Entries from a dataset of interfaces

+===+

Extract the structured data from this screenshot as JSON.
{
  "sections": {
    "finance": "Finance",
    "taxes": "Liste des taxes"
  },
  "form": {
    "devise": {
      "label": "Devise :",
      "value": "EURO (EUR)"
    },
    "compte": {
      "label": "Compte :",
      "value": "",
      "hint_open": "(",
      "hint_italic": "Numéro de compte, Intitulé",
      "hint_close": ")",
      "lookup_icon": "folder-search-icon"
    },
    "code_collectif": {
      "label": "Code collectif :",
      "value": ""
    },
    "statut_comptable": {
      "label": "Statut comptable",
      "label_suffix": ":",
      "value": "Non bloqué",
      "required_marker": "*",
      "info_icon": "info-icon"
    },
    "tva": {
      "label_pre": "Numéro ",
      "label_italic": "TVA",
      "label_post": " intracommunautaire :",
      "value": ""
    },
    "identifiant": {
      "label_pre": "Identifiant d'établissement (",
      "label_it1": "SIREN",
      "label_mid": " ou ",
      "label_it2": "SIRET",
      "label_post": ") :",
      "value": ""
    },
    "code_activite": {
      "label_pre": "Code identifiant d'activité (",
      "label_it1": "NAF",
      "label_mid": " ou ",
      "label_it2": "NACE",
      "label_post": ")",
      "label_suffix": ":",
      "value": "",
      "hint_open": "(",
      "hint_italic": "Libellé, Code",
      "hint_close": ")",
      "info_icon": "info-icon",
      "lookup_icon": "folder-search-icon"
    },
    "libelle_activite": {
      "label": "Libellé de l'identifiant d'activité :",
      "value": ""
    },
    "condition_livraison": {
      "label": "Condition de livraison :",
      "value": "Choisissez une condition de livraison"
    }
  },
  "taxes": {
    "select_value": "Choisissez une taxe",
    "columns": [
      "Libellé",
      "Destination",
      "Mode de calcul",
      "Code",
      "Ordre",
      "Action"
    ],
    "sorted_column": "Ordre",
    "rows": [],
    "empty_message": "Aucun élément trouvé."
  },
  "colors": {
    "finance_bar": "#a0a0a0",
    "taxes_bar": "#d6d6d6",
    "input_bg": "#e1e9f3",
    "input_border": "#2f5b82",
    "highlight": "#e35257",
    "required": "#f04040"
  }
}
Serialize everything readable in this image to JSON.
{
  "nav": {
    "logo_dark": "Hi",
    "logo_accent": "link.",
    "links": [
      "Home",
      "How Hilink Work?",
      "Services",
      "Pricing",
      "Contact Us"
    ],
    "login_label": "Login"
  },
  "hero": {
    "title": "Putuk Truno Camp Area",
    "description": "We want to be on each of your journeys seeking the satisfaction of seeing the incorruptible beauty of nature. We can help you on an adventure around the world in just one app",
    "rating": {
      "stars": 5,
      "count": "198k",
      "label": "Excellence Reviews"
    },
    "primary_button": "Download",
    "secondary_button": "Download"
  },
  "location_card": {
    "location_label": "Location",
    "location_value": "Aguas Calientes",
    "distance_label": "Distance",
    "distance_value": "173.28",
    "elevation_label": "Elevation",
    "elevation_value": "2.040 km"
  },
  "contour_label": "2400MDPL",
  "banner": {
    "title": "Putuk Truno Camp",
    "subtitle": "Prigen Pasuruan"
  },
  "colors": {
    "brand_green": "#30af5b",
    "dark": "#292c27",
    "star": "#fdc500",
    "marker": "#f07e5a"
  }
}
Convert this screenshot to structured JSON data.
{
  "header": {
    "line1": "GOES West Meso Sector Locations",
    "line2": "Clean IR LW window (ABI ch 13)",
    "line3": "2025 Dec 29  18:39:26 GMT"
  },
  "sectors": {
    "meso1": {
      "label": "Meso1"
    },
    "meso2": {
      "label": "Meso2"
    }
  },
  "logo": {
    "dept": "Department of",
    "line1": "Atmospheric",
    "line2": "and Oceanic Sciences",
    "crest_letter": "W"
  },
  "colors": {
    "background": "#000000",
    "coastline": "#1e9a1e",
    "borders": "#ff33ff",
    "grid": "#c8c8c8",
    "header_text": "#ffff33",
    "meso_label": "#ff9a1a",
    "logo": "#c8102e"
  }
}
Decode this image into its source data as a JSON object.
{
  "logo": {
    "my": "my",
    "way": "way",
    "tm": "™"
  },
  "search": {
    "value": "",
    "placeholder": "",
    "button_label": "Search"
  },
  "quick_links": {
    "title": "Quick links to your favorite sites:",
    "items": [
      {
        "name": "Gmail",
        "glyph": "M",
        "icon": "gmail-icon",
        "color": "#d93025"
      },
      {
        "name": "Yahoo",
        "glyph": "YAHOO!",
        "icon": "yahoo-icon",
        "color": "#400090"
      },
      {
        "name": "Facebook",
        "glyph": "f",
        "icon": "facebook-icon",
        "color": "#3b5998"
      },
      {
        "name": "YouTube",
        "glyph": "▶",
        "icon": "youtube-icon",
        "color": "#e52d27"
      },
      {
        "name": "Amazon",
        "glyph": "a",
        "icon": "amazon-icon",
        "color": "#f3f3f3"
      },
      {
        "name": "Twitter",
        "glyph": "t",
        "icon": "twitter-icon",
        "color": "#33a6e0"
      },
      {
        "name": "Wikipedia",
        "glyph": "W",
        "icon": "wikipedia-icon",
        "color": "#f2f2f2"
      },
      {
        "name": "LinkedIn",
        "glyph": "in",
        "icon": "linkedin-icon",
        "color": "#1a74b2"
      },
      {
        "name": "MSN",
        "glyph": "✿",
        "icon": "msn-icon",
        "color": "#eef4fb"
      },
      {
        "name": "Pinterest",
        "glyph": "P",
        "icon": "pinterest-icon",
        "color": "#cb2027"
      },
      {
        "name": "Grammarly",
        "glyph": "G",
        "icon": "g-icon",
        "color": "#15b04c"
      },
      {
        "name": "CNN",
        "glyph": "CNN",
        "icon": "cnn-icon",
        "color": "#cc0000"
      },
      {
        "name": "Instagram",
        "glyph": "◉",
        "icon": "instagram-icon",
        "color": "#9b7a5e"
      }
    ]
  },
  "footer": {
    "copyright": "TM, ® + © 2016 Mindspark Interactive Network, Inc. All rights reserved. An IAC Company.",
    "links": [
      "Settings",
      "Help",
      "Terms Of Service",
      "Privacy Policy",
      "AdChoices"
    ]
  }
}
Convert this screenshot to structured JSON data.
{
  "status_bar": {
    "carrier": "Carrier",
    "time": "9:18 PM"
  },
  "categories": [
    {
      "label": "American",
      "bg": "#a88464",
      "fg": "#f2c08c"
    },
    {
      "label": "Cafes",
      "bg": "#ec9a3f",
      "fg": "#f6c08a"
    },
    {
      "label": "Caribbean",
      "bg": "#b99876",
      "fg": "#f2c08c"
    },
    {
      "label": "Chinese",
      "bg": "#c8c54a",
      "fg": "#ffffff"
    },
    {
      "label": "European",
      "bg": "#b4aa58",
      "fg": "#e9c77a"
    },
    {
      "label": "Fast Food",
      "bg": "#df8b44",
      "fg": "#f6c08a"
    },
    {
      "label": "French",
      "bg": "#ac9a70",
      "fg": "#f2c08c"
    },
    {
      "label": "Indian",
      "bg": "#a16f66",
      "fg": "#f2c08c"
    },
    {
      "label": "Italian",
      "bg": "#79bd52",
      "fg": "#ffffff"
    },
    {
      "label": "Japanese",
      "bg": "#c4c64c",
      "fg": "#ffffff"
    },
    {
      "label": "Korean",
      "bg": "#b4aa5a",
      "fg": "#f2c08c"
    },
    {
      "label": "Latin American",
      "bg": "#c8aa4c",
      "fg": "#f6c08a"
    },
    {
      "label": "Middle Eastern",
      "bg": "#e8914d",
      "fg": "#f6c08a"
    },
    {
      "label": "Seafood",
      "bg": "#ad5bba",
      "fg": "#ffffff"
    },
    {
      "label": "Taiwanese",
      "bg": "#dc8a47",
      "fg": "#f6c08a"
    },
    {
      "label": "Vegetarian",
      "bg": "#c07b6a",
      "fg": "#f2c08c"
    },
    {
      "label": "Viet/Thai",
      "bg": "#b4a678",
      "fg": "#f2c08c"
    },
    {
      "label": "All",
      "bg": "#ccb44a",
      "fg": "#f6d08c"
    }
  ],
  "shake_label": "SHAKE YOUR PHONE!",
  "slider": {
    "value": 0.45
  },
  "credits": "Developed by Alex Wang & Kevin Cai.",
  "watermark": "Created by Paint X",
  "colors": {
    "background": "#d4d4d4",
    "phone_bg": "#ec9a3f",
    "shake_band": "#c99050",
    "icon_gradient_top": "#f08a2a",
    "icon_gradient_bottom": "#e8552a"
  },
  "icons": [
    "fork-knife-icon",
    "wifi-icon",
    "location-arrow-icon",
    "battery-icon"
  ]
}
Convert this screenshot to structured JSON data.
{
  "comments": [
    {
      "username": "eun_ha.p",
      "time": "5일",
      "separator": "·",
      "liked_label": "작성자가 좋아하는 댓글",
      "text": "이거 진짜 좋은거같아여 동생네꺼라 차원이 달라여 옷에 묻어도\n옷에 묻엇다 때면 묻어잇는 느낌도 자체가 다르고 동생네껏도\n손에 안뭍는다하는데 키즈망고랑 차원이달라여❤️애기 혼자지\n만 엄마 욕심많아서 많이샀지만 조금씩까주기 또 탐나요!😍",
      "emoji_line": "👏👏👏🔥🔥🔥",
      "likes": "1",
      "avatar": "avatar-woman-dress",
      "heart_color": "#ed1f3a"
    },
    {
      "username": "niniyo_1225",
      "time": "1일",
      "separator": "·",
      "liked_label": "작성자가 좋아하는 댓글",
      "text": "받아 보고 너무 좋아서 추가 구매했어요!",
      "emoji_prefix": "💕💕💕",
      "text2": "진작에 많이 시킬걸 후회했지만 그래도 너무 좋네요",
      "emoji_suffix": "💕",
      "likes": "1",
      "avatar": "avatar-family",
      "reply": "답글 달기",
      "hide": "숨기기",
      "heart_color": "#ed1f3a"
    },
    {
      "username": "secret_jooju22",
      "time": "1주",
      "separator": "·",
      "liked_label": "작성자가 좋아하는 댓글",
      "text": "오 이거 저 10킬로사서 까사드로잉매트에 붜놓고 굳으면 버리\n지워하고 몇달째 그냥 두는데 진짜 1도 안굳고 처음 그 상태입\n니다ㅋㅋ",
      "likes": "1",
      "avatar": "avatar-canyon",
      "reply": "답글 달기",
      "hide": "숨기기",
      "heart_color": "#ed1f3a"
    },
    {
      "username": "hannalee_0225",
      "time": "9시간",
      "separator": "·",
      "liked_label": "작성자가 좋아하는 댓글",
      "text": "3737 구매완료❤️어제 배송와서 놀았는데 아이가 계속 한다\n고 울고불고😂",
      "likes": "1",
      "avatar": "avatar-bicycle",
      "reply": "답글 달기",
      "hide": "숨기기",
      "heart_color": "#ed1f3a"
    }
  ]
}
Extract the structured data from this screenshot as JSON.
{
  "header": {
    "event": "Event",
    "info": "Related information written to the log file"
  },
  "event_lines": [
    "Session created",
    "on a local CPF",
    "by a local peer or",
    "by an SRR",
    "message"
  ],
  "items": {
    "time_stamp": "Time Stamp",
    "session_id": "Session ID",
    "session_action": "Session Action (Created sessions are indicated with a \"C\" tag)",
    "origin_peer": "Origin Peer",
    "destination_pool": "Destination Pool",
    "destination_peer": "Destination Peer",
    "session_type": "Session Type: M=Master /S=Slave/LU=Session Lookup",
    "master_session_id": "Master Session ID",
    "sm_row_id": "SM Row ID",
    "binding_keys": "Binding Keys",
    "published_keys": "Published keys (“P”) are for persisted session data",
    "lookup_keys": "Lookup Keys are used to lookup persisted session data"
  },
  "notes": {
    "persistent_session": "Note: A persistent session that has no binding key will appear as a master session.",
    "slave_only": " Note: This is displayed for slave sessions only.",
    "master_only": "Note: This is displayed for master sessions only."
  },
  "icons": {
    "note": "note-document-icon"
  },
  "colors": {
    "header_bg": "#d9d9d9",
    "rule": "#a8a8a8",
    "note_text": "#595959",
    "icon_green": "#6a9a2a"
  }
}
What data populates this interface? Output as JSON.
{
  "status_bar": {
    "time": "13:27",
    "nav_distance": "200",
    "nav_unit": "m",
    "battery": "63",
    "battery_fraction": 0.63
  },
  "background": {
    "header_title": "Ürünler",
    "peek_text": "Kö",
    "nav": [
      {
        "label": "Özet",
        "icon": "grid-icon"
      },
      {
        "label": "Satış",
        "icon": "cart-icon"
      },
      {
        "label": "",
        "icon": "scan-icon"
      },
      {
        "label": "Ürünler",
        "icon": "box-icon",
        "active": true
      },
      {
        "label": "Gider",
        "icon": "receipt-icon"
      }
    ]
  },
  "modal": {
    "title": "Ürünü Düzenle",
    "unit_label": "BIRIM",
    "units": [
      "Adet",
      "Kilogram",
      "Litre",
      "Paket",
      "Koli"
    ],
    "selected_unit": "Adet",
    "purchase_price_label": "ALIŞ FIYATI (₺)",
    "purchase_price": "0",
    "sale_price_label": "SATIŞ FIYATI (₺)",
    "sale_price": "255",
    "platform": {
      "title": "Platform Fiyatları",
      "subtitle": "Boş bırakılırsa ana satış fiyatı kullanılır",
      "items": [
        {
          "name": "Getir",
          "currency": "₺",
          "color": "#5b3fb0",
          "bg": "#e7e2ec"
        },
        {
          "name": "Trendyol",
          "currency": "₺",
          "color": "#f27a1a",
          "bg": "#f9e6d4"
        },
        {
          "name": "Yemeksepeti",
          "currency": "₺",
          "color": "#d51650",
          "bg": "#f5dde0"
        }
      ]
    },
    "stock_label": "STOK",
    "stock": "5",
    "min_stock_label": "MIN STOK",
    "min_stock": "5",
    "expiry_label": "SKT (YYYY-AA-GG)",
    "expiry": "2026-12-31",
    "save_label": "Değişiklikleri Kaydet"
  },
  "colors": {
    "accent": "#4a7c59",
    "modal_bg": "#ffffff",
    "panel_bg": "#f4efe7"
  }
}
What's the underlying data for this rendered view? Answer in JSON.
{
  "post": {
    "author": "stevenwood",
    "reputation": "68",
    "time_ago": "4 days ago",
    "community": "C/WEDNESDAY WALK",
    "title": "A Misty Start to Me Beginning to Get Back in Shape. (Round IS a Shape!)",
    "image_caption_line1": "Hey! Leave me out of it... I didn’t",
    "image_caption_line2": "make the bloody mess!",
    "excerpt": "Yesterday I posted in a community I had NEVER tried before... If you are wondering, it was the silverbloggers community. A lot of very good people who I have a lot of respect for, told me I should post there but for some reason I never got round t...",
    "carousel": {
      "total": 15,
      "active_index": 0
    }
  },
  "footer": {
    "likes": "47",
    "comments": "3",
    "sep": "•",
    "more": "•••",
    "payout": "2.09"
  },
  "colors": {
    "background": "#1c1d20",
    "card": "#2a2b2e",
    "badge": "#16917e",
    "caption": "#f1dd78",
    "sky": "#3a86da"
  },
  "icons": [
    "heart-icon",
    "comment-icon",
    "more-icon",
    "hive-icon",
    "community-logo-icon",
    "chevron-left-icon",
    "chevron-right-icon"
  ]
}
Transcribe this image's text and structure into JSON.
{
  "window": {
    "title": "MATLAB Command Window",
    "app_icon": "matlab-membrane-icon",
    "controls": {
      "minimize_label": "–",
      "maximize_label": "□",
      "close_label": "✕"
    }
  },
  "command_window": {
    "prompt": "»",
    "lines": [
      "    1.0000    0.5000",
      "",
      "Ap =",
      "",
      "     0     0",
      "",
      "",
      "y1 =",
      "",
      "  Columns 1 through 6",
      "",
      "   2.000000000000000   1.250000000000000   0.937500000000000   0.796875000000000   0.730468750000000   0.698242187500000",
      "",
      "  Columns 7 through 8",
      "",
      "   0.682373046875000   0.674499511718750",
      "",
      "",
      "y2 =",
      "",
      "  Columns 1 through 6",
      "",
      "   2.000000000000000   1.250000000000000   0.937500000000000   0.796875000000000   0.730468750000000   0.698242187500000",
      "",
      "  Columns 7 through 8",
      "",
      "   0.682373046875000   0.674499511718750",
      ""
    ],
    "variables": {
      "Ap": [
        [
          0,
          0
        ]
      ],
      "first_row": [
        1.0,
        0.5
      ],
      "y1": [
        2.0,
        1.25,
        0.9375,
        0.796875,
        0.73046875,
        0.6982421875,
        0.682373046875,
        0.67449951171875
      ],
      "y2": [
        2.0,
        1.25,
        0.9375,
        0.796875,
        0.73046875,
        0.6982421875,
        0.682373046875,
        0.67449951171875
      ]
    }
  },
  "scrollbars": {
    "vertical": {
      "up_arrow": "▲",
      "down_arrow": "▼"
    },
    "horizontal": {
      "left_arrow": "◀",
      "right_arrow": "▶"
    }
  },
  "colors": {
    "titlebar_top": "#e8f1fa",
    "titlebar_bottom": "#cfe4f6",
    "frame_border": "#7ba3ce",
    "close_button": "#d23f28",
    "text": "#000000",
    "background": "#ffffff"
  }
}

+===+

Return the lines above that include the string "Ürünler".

    "header_title": "Ürünler",
        "label": "Ürünler",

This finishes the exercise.